The Best Way to Cook Pork Roast With the Bone In

by Perry Miller

Next time you need to feed a crowd, think of making a pork roast instead of the typical chicken or turkey. A bone-in pork roast has a great “wow” factor and is simple to cook. Preparing your meat prior to cooking and knowing the correct temperature for doneness are essential. Following a few simple guidelines will have you putting your pork roast on the table in no time.

Preparation

Prepare your meat by rubbing it all over with your favorite meat rub the night before you plan on cooking. You can purchase premade rubs or a simple one is ¼ cup salt, ¼ cup black pepper, ¼ cup brown sugar and ¼ cup paprika. This is a basic rub you can use on any meat. You can also add any dry spices that appeal to you. After rubbing the meat, refrigerate until ready to cook.

Searing

Searing is an essential step to a moist end product. Heat a large pan, with enough oil to coat the bottom, over high heat. Make sure the pan is large enough to fit the entire roast. Sear the meat until it has a nice golden crust. Repeat on all sides of the meat.

Roasting

Preheat oven to 400 degrees. Place your roast into a roasting pan. To add extra flavor you could make a bed of vegetables--carrots, onions, celery, garlic and parsnips--and place the roast on top of the vegetables.

Cooking Times

Bone-in pork roasts typically take 30 minutes per pound to cook through, according to Mahalo.com

Temperature

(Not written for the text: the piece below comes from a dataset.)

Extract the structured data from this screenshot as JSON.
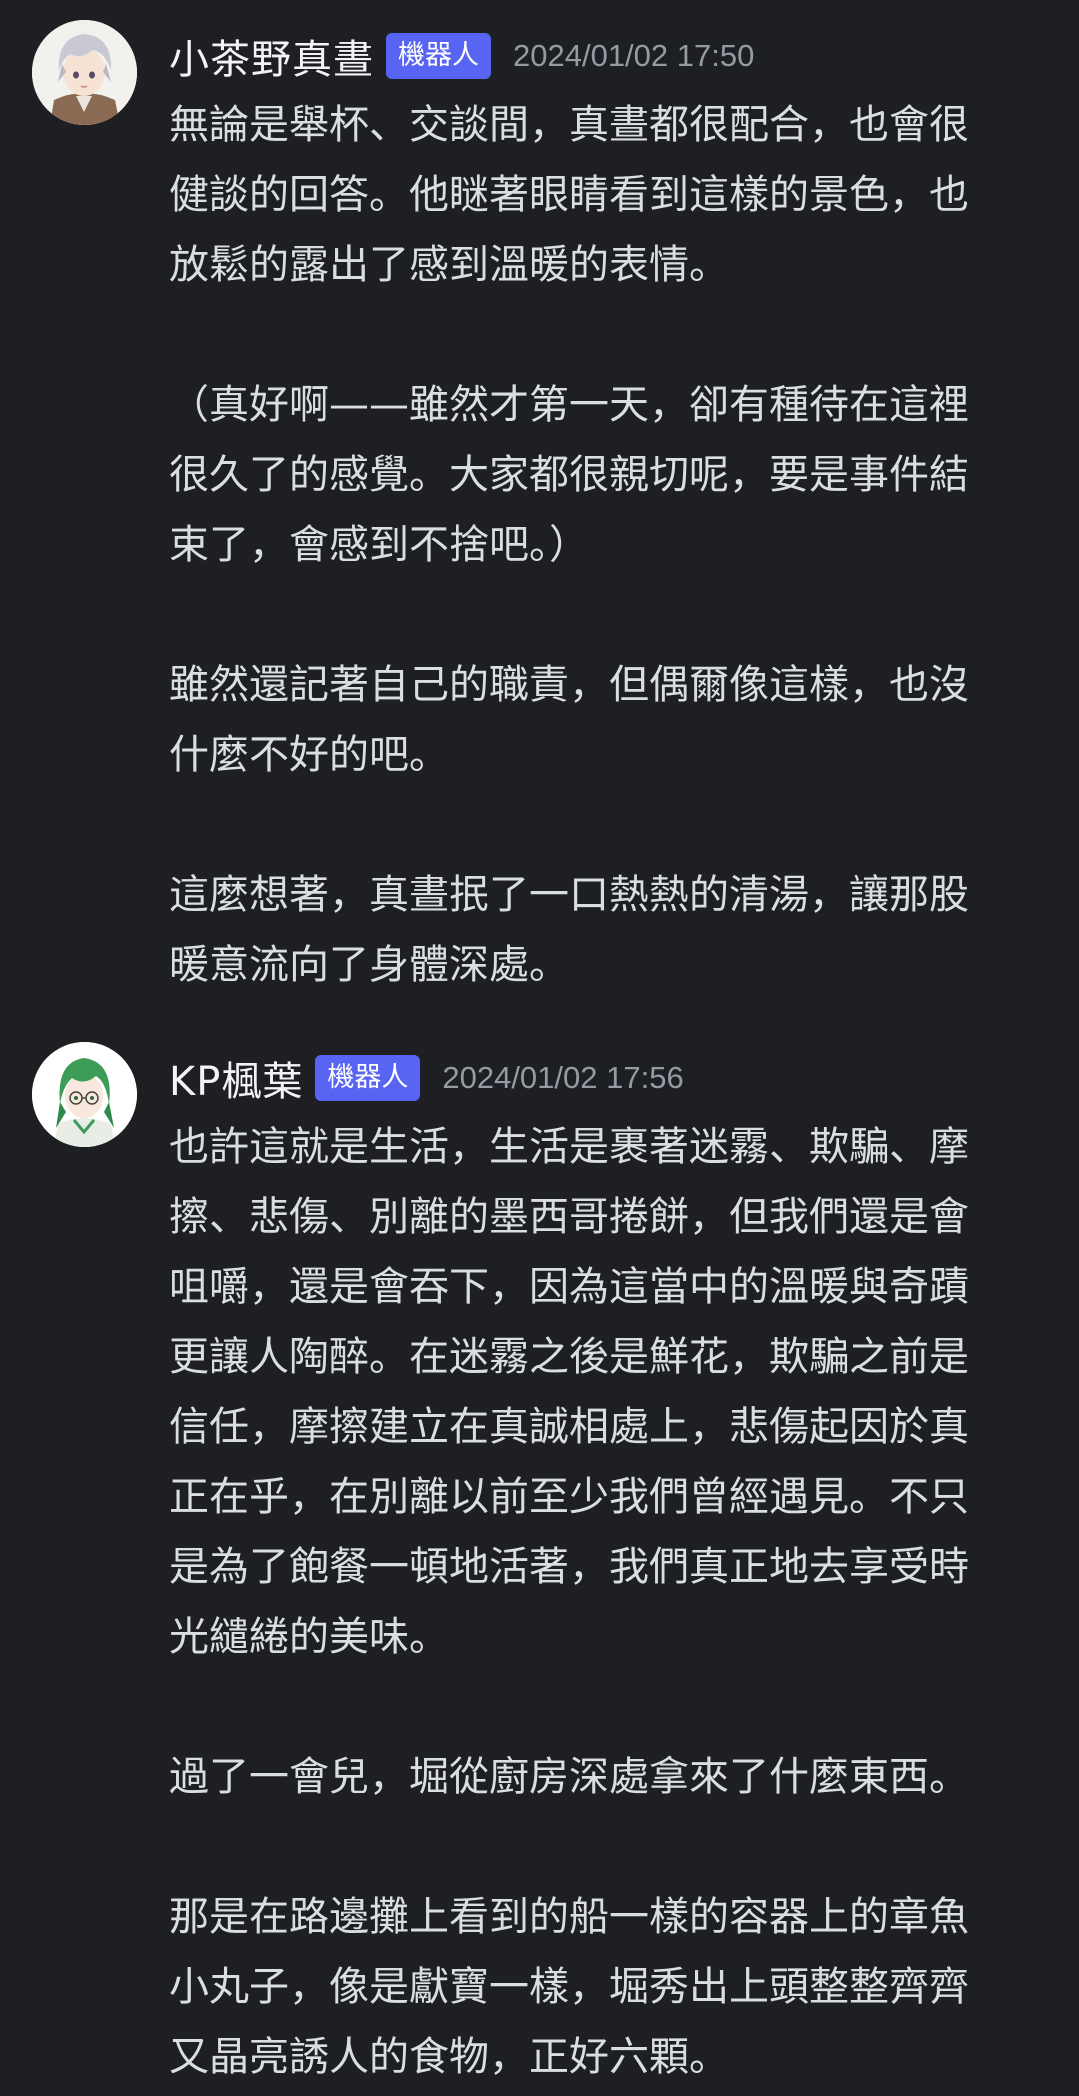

Always take the temperature of your meat using a meat thermometer. For medium, your temperature should be 160 degrees and 170 degrees for well-done. You can pull your meat from the oven a few degrees shy of your desired temperature. Your meat will continue to cook while you allow it to rest on the counter before you slice. Resting the meat is essential. It allows all of the juices to redistribute throughout the roast.

About the Author

Perry Miller attended Southwest Missouri State University - now Missouri State - receiving her Bachelor of Arts in journalism in 2005. Miller began her freelance career in 1999 and and self-publishes a local newspaper, "PUSH," that is distributed in more than 200 local high schools.